About this task »
In the records below, copy the line that contains "Parse this screenshot: output" and each line after it, word for word, through the last.

Saved entries
:::::

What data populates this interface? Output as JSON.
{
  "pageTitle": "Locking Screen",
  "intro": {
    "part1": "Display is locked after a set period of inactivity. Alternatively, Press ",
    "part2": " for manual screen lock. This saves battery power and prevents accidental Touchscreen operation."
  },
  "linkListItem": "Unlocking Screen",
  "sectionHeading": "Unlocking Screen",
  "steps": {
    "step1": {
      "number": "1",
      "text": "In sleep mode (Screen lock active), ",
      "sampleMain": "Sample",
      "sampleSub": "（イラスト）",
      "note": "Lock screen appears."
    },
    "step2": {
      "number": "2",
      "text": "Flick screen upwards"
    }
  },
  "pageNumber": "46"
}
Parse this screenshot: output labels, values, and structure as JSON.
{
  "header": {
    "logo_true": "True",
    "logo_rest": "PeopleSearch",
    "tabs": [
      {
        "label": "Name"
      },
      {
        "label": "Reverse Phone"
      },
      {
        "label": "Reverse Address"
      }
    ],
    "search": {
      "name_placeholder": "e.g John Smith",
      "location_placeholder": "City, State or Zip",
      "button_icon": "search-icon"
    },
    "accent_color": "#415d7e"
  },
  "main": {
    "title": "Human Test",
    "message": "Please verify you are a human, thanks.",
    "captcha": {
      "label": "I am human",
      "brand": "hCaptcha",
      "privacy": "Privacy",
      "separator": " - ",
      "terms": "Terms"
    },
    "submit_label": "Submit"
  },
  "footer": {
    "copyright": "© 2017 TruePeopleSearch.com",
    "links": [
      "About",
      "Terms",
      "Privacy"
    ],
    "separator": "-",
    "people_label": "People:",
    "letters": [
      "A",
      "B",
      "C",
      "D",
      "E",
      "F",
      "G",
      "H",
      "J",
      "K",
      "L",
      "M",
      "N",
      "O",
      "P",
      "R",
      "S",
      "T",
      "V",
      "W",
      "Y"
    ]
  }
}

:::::

Task response »
Parse this screenshot: output labels, values, and structure as JSON.
{
  "header": {
    "logo_true": "True",
    "logo_rest": "PeopleSearch",
    "tabs": [
      {
        "label": "Name"
      },
      {
        "label": "Reverse Phone"
      },
      {
        "label": "Reverse Address"
      }
    ],
    "search": {
      "name_placeholder": "e.g John Smith",
      "location_placeholder": "City, State or Zip",
      "button_icon": "search-icon"
    },
    "accent_color": "#415d7e"
  },
  "main": {
    "title": "Human Test",
    "message": "Please verify you are a human, thanks.",
    "captcha": {
      "label": "I am human",
      "brand": "hCaptcha",
      "privacy": "Privacy",
      "separator": " - ",
      "terms": "Terms"
    },
    "submit_label": "Submit"
  },
  "footer": {
    "copyright": "© 2017 TruePeopleSearch.com",
    "links": [
      "About",
      "Terms",
      "Privacy"
    ],
    "separator": "-",
    "people_label": "People:",
    "letters": [
      "A",
      "B",
      "C",
      "D",
      "E",
      "F",
      "G",
      "H",
      "J",
      "K",
      "L",
      "M",
      "N",
      "O",
      "P",
      "R",
      "S",
      "T",
      "V",
      "W",
      "Y"
    ]
  }
}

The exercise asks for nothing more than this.